WHAT YOU SHOULD DO: Reproduce the data below exactly. Skip the pictures.

'''

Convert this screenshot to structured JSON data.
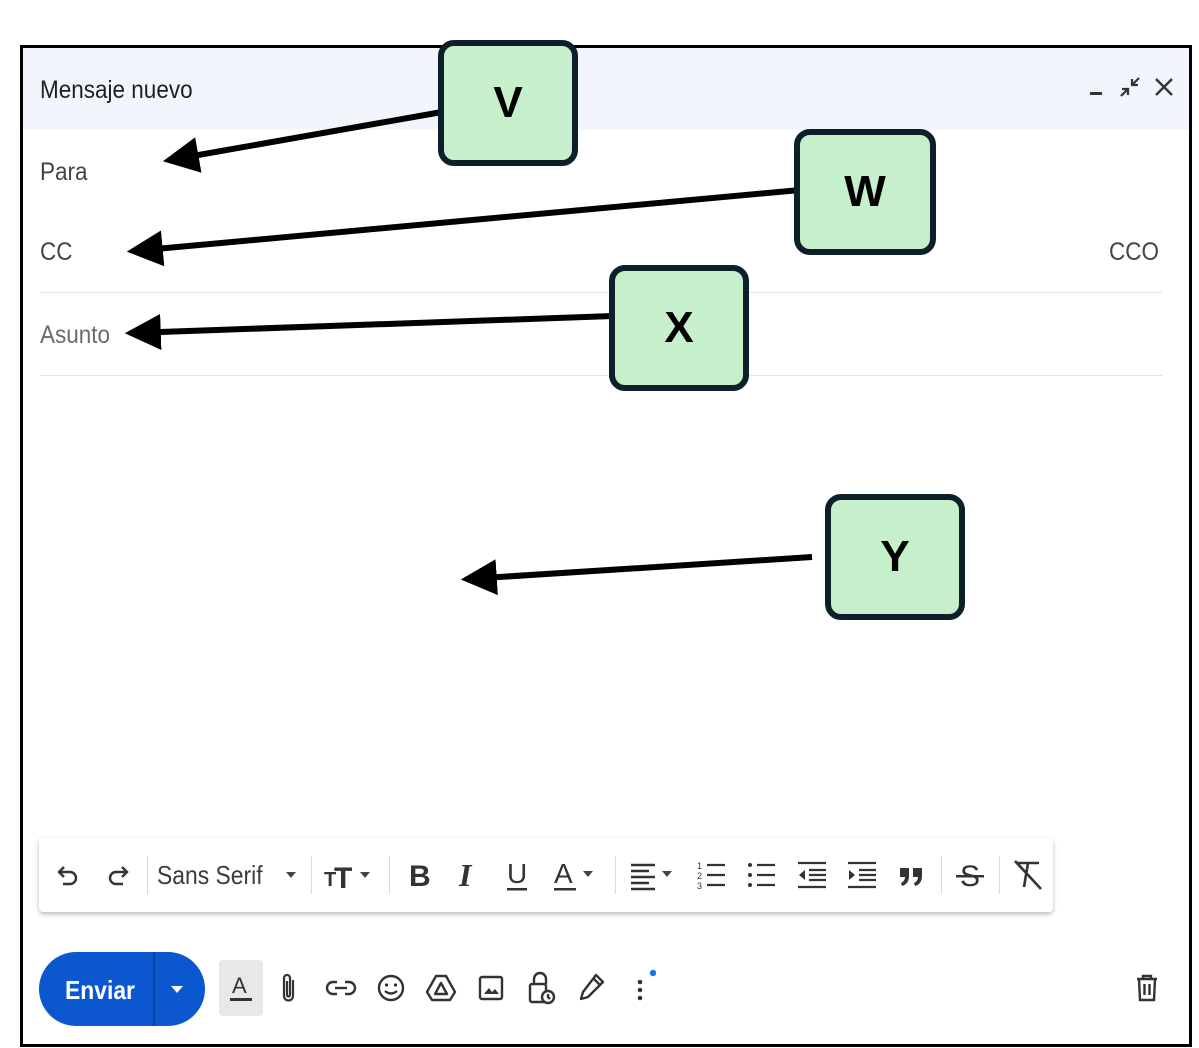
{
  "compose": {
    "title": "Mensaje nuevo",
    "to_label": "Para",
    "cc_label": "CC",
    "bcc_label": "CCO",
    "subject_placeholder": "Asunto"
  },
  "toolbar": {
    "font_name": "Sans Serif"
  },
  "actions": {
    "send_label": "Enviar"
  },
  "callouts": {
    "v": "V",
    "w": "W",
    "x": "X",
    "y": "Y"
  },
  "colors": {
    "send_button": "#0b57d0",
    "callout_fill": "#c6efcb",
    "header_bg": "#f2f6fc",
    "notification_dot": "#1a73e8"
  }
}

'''

SOLUTION BELOW:
Convert this screenshot to structured JSON data.
{
  "compose": {
    "title": "Mensaje nuevo",
    "to_label": "Para",
    "cc_label": "CC",
    "bcc_label": "CCO",
    "subject_placeholder": "Asunto"
  },
  "toolbar": {
    "font_name": "Sans Serif"
  },
  "actions": {
    "send_label": "Enviar"
  },
  "callouts": {
    "v": "V",
    "w": "W",
    "x": "X",
    "y": "Y"
  },
  "colors": {
    "send_button": "#0b57d0",
    "callout_fill": "#c6efcb",
    "header_bg": "#f2f6fc",
    "notification_dot": "#1a73e8"
  }
}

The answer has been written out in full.